Start of Block

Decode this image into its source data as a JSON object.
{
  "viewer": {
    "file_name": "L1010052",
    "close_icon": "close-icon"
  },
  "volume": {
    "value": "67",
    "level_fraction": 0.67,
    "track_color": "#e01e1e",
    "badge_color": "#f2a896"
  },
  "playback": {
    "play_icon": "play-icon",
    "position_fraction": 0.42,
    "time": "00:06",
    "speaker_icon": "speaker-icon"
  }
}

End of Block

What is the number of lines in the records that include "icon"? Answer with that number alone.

3